Required action ->
The lines to copy are those with "true" in them. Pull each one from the entries below.

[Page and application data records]
+++++
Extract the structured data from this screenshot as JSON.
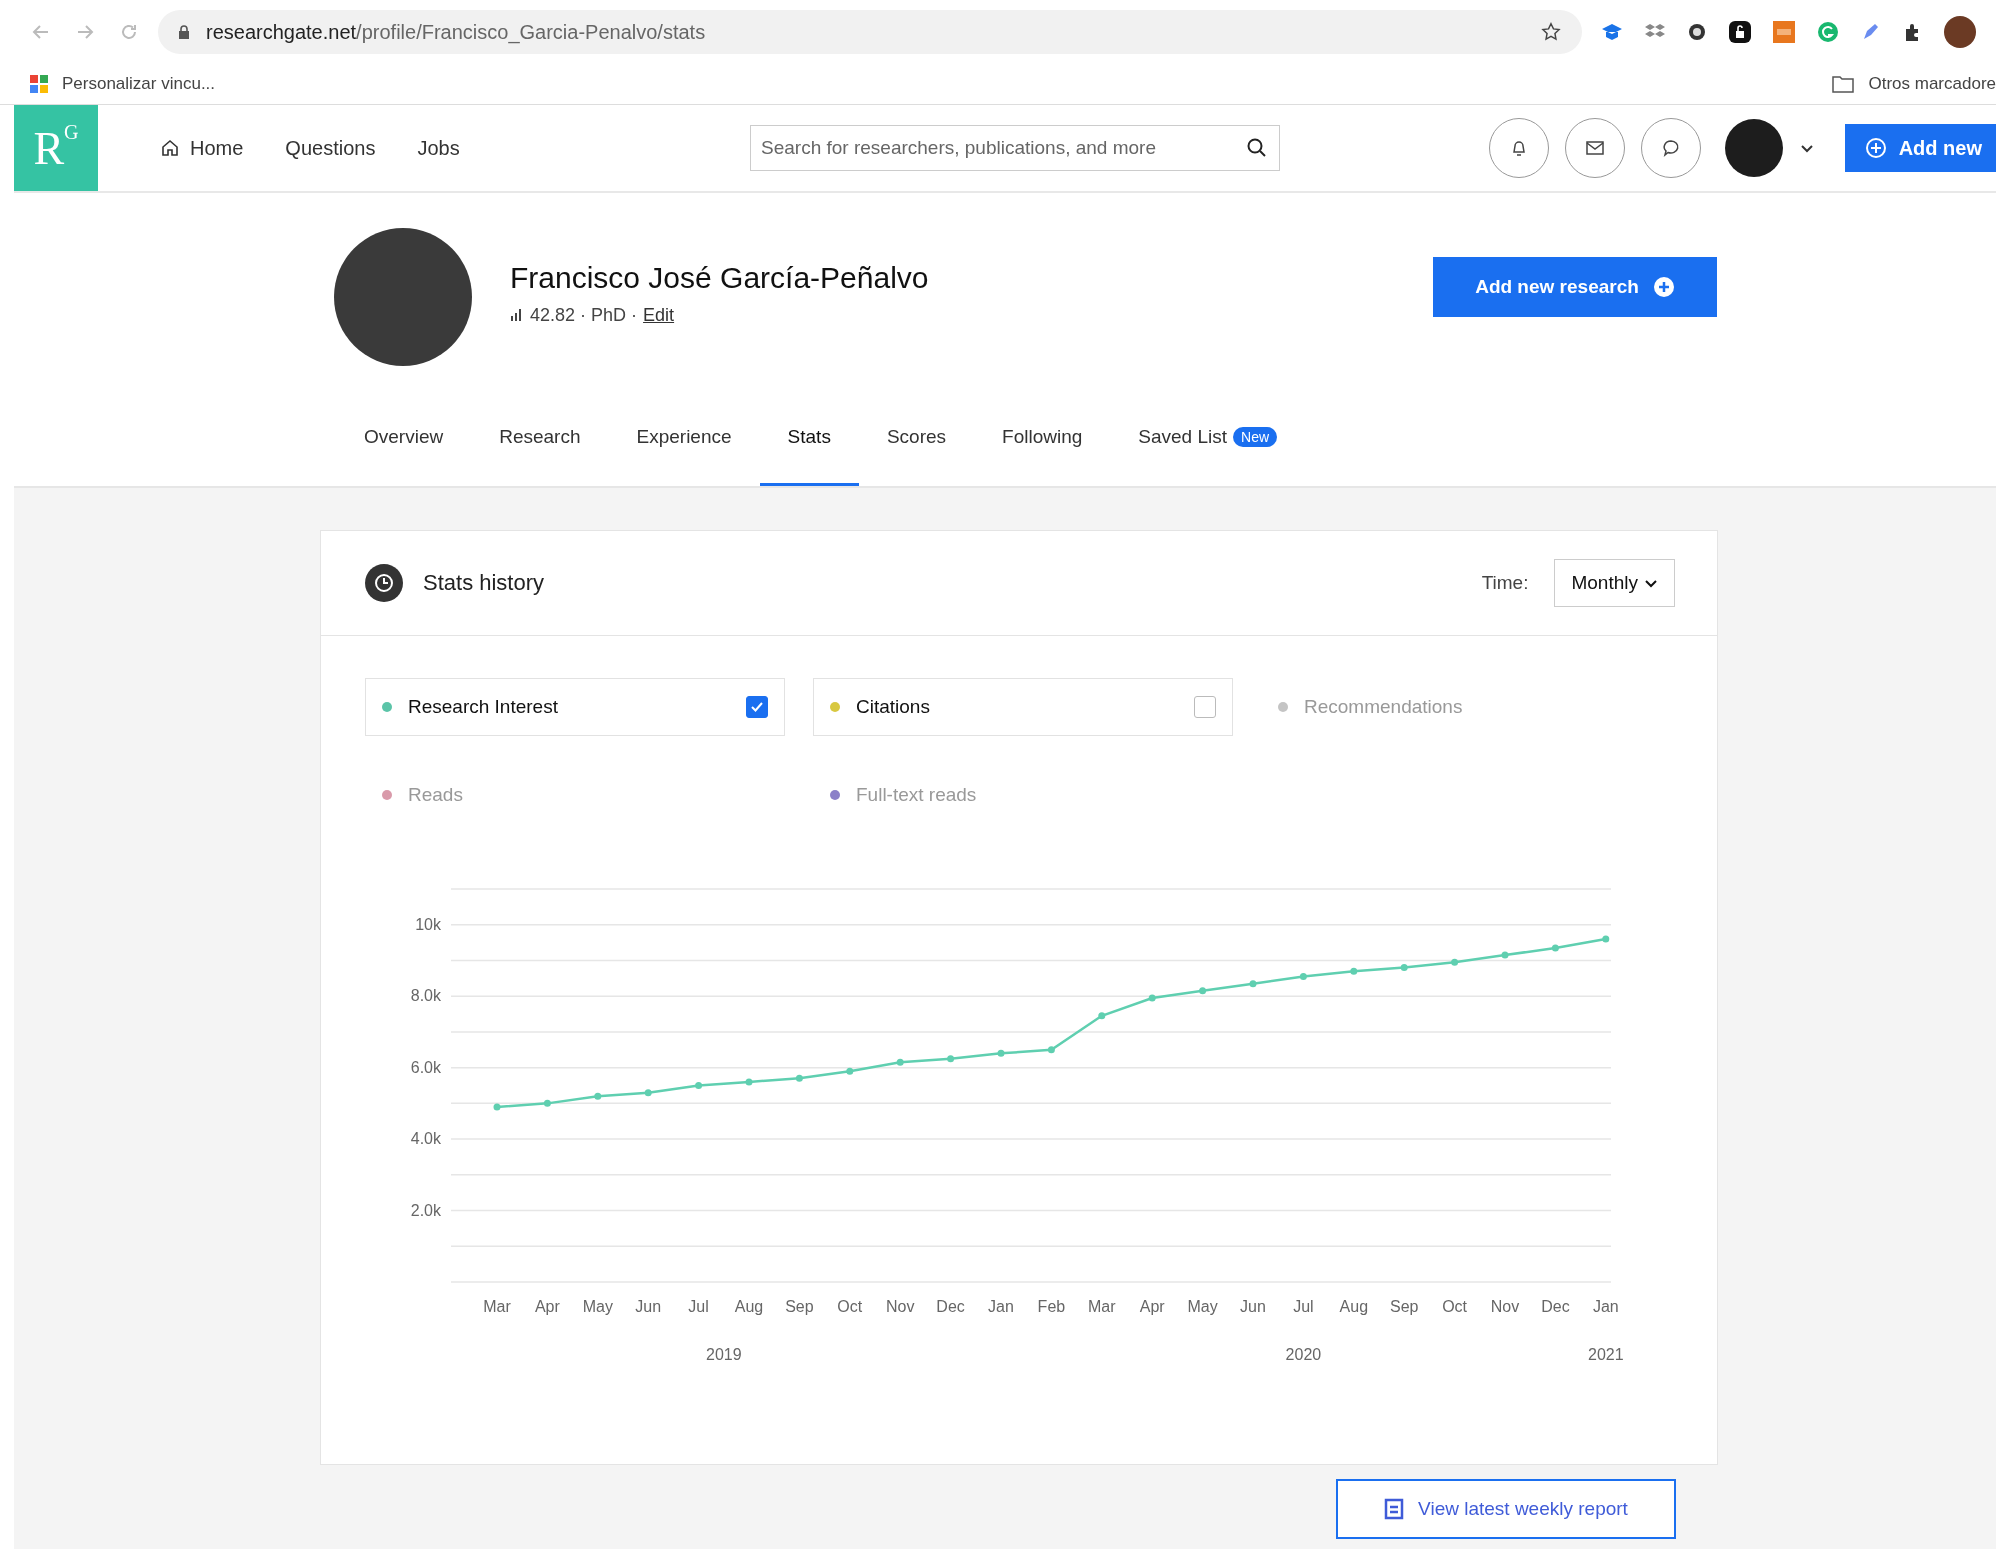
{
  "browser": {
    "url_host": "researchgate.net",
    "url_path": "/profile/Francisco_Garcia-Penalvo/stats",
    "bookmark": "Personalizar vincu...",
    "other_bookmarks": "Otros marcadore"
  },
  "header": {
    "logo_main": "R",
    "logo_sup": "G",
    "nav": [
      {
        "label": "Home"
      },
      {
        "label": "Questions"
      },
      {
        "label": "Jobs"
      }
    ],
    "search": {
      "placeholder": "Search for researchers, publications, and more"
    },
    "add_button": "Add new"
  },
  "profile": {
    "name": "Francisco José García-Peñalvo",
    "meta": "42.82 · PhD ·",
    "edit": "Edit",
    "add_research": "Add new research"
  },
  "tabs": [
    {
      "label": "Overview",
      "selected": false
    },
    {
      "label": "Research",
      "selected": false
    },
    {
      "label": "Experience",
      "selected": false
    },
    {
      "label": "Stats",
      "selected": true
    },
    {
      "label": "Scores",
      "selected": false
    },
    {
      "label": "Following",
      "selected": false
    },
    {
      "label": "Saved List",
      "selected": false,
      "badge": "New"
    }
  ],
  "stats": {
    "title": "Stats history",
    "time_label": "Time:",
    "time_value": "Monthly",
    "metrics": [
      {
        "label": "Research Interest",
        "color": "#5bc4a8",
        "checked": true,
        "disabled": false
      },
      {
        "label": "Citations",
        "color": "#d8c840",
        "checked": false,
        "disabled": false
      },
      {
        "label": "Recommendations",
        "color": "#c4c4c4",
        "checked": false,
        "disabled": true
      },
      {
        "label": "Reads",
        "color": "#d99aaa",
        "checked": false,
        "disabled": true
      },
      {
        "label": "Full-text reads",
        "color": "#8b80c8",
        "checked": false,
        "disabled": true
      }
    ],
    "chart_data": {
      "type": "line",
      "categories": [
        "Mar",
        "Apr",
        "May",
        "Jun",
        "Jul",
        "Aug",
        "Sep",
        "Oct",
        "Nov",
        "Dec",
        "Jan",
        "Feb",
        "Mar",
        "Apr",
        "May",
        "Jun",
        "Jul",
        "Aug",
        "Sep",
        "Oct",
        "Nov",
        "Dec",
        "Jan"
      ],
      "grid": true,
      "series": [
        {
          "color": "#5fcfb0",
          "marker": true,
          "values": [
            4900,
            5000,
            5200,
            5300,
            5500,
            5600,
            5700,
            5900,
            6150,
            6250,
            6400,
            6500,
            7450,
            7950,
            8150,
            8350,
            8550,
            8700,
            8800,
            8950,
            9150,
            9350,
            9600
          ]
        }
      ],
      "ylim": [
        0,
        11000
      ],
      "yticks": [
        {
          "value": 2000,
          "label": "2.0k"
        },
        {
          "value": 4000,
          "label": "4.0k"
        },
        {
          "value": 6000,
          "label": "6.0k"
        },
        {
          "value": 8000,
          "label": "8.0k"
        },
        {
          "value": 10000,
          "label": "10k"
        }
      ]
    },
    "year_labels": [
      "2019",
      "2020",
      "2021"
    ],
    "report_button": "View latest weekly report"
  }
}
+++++
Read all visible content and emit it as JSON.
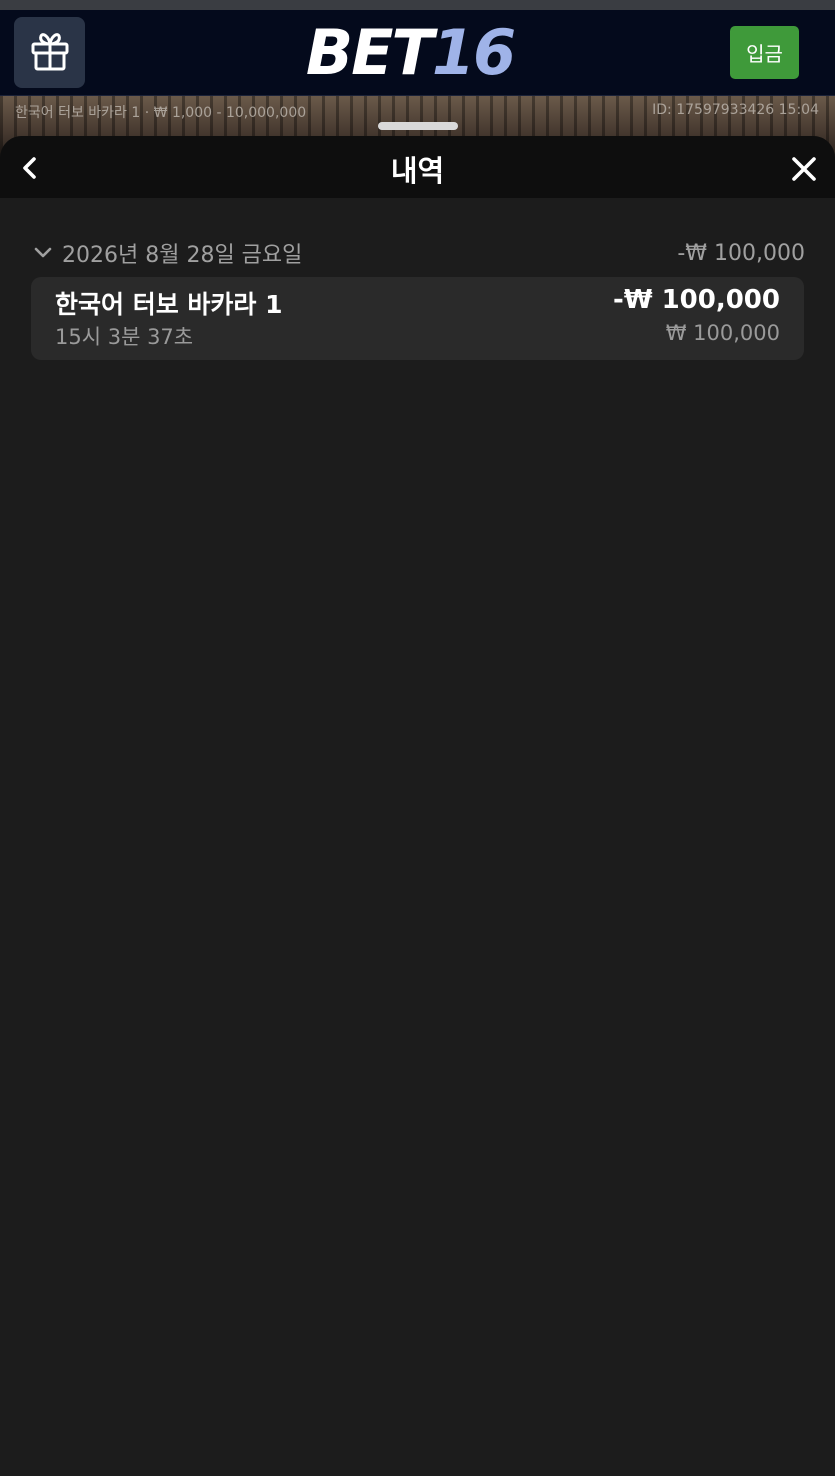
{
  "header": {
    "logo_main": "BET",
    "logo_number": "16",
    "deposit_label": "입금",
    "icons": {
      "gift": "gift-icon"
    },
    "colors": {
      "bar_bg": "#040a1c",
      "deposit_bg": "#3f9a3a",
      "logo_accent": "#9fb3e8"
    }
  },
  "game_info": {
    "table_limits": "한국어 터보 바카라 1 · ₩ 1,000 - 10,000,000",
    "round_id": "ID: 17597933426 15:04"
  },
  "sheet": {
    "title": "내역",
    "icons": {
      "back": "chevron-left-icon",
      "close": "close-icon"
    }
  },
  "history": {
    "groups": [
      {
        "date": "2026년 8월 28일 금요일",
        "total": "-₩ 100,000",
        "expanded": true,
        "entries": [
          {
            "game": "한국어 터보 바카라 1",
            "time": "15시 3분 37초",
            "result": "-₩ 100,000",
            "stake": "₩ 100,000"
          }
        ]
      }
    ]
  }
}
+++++
Finished task ->
      "selected": true
        "checked": true,
        "disabled": true
        "disabled": true
        "disabled": true
      "grid": true,
          "marker": true,
        "expanded": true,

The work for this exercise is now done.